The Insolvency Service has given Dipak Rao, the former accountant of Deep Purple, an eleven-year ban from serving as a director. The ban follows the revelation that he had misappropriated a minimum of £2 million from the companies who held responsibility for controlling the copyright over many of the rock band’s hit songs.
Rao was discovered to have made a number of payments to his own personal accounts from Deep Purple (Overseas) Ltd and HEC Enterprises Ltd between 2008 and 2014, hiding the transactions by restricting access to bank statements for both companies and excluding them from the financial accounts. Both companies were set up in the 1970s to manage the copyright of Deep Purple’s hits, and subsequently became responsible for the rights of songs by two other bands, Rainbow and Whitesnake, which were formed by Ritchie Blackmore and David Coverdale, former members of the earlier band.
Both companies went into administration in 2016 following Rao’s resignation as director two years earlier. Whilst Rao has confessed to ‘borrowing’ at least £2.27 million, the Insolvency Service has only recovered £477,000 so far. The scheme was only uncovered after Blackmore launched a lawsuit against the companies demanding unpaid royalties of £750,000. The investigation was ‘as clear as it was damning’ according to an inside source, and led to Rao being disqualified from managing or controlling a company without leave of the court until 2028.
“Rao misappropriated company funds causing detriment to the company and its creditors, to his own personal benefit,” said Sue Macleod, chief investigator of the Insolvency Service.
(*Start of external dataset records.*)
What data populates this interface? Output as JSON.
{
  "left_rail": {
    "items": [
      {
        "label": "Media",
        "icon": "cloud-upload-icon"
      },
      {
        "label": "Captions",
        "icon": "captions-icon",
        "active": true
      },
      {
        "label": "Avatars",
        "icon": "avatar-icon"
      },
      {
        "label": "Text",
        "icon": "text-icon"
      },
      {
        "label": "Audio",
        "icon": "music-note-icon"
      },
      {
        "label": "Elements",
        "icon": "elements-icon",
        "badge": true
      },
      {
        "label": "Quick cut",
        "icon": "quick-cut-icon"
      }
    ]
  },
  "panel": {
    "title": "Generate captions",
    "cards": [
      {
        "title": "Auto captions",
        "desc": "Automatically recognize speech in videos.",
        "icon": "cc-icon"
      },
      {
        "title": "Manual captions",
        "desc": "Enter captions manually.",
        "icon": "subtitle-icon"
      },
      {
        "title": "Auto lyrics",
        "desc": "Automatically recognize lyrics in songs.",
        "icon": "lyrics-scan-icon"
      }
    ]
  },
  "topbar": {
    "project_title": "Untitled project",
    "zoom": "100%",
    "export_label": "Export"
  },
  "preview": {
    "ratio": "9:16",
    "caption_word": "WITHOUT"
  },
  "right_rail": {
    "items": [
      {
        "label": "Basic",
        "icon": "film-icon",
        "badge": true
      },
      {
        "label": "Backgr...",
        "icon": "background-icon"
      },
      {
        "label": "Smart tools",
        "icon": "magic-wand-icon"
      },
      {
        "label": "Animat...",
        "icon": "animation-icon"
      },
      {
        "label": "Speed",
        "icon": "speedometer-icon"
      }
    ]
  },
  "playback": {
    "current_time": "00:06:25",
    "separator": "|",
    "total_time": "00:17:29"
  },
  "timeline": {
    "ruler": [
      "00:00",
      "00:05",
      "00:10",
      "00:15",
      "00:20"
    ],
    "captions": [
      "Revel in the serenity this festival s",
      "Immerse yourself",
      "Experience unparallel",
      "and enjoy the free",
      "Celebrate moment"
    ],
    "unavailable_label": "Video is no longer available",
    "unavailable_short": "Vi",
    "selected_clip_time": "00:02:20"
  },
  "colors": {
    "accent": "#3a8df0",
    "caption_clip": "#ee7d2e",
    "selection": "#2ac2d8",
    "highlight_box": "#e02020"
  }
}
She urged company directors to “note from this enforcement result that actions of this kind will lead to serious censure,” adding that Rao’s “disqualification is a reminder to others tempted to do the same that the Insolvency Service will rigorously pursue enforcement action and seek to remove from them for a lengthy period.”